§ **DIRECTIONS FOR THIS TASK**
Would you please copy all of the data exactly, skipping the images?

§ **DATA FOR ANALYSIS**
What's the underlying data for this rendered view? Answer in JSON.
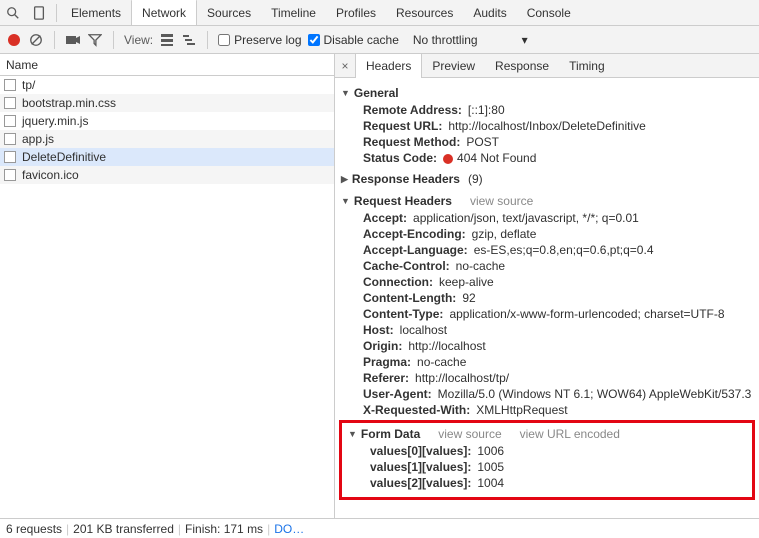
{
  "tabs": [
    "Elements",
    "Network",
    "Sources",
    "Timeline",
    "Profiles",
    "Resources",
    "Audits",
    "Console"
  ],
  "active_tab": "Network",
  "toolbar": {
    "view_label": "View:",
    "preserve_log": "Preserve log",
    "disable_cache": "Disable cache",
    "throttling": "No throttling"
  },
  "name_header": "Name",
  "requests": [
    {
      "name": "tp/",
      "type": "doc"
    },
    {
      "name": "bootstrap.min.css",
      "type": "file"
    },
    {
      "name": "jquery.min.js",
      "type": "file"
    },
    {
      "name": "app.js",
      "type": "file"
    },
    {
      "name": "DeleteDefinitive",
      "type": "file",
      "selected": true
    },
    {
      "name": "favicon.ico",
      "type": "file"
    }
  ],
  "subtabs": [
    "Headers",
    "Preview",
    "Response",
    "Timing"
  ],
  "active_subtab": "Headers",
  "general": {
    "title": "General",
    "remote_address_k": "Remote Address:",
    "remote_address_v": "[::1]:80",
    "request_url_k": "Request URL:",
    "request_url_v": "http://localhost/Inbox/DeleteDefinitive",
    "request_method_k": "Request Method:",
    "request_method_v": "POST",
    "status_code_k": "Status Code:",
    "status_code_v": "404 Not Found"
  },
  "response_headers": {
    "title": "Response Headers",
    "count": "(9)"
  },
  "request_headers": {
    "title": "Request Headers",
    "view_source": "view source",
    "items": [
      {
        "k": "Accept:",
        "v": "application/json, text/javascript, */*; q=0.01"
      },
      {
        "k": "Accept-Encoding:",
        "v": "gzip, deflate"
      },
      {
        "k": "Accept-Language:",
        "v": "es-ES,es;q=0.8,en;q=0.6,pt;q=0.4"
      },
      {
        "k": "Cache-Control:",
        "v": "no-cache"
      },
      {
        "k": "Connection:",
        "v": "keep-alive"
      },
      {
        "k": "Content-Length:",
        "v": "92"
      },
      {
        "k": "Content-Type:",
        "v": "application/x-www-form-urlencoded; charset=UTF-8"
      },
      {
        "k": "Host:",
        "v": "localhost"
      },
      {
        "k": "Origin:",
        "v": "http://localhost"
      },
      {
        "k": "Pragma:",
        "v": "no-cache"
      },
      {
        "k": "Referer:",
        "v": "http://localhost/tp/"
      },
      {
        "k": "User-Agent:",
        "v": "Mozilla/5.0 (Windows NT 6.1; WOW64) AppleWebKit/537.3"
      },
      {
        "k": "X-Requested-With:",
        "v": "XMLHttpRequest"
      }
    ]
  },
  "form_data": {
    "title": "Form Data",
    "view_source": "view source",
    "view_url": "view URL encoded",
    "items": [
      {
        "k": "values[0][values]:",
        "v": "1006"
      },
      {
        "k": "values[1][values]:",
        "v": "1005"
      },
      {
        "k": "values[2][values]:",
        "v": "1004"
      }
    ]
  },
  "footer": {
    "requests": "6 requests",
    "transferred": "201 KB transferred",
    "finish": "Finish: 171 ms",
    "dom": "DO…"
  }
}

§ **SOLUTION TO THE PROBLEM**
What's the underlying data for this rendered view? Answer in JSON.
{
  "tabs": [
    "Elements",
    "Network",
    "Sources",
    "Timeline",
    "Profiles",
    "Resources",
    "Audits",
    "Console"
  ],
  "active_tab": "Network",
  "toolbar": {
    "view_label": "View:",
    "preserve_log": "Preserve log",
    "disable_cache": "Disable cache",
    "throttling": "No throttling"
  },
  "name_header": "Name",
  "requests": [
    {
      "name": "tp/",
      "type": "doc"
    },
    {
      "name": "bootstrap.min.css",
      "type": "file"
    },
    {
      "name": "jquery.min.js",
      "type": "file"
    },
    {
      "name": "app.js",
      "type": "file"
    },
    {
      "name": "DeleteDefinitive",
      "type": "file",
      "selected": true
    },
    {
      "name": "favicon.ico",
      "type": "file"
    }
  ],
  "subtabs": [
    "Headers",
    "Preview",
    "Response",
    "Timing"
  ],
  "active_subtab": "Headers",
  "general": {
    "title": "General",
    "remote_address_k": "Remote Address:",
    "remote_address_v": "[::1]:80",
    "request_url_k": "Request URL:",
    "request_url_v": "http://localhost/Inbox/DeleteDefinitive",
    "request_method_k": "Request Method:",
    "request_method_v": "POST",
    "status_code_k": "Status Code:",
    "status_code_v": "404 Not Found"
  },
  "response_headers": {
    "title": "Response Headers",
    "count": "(9)"
  },
  "request_headers": {
    "title": "Request Headers",
    "view_source": "view source",
    "items": [
      {
        "k": "Accept:",
        "v": "application/json, text/javascript, */*; q=0.01"
      },
      {
        "k": "Accept-Encoding:",
        "v": "gzip, deflate"
      },
      {
        "k": "Accept-Language:",
        "v": "es-ES,es;q=0.8,en;q=0.6,pt;q=0.4"
      },
      {
        "k": "Cache-Control:",
        "v": "no-cache"
      },
      {
        "k": "Connection:",
        "v": "keep-alive"
      },
      {
        "k": "Content-Length:",
        "v": "92"
      },
      {
        "k": "Content-Type:",
        "v": "application/x-www-form-urlencoded; charset=UTF-8"
      },
      {
        "k": "Host:",
        "v": "localhost"
      },
      {
        "k": "Origin:",
        "v": "http://localhost"
      },
      {
        "k": "Pragma:",
        "v": "no-cache"
      },
      {
        "k": "Referer:",
        "v": "http://localhost/tp/"
      },
      {
        "k": "User-Agent:",
        "v": "Mozilla/5.0 (Windows NT 6.1; WOW64) AppleWebKit/537.3"
      },
      {
        "k": "X-Requested-With:",
        "v": "XMLHttpRequest"
      }
    ]
  },
  "form_data": {
    "title": "Form Data",
    "view_source": "view source",
    "view_url": "view URL encoded",
    "items": [
      {
        "k": "values[0][values]:",
        "v": "1006"
      },
      {
        "k": "values[1][values]:",
        "v": "1005"
      },
      {
        "k": "values[2][values]:",
        "v": "1004"
      }
    ]
  },
  "footer": {
    "requests": "6 requests",
    "transferred": "201 KB transferred",
    "finish": "Finish: 171 ms",
    "dom": "DO…"
  }
}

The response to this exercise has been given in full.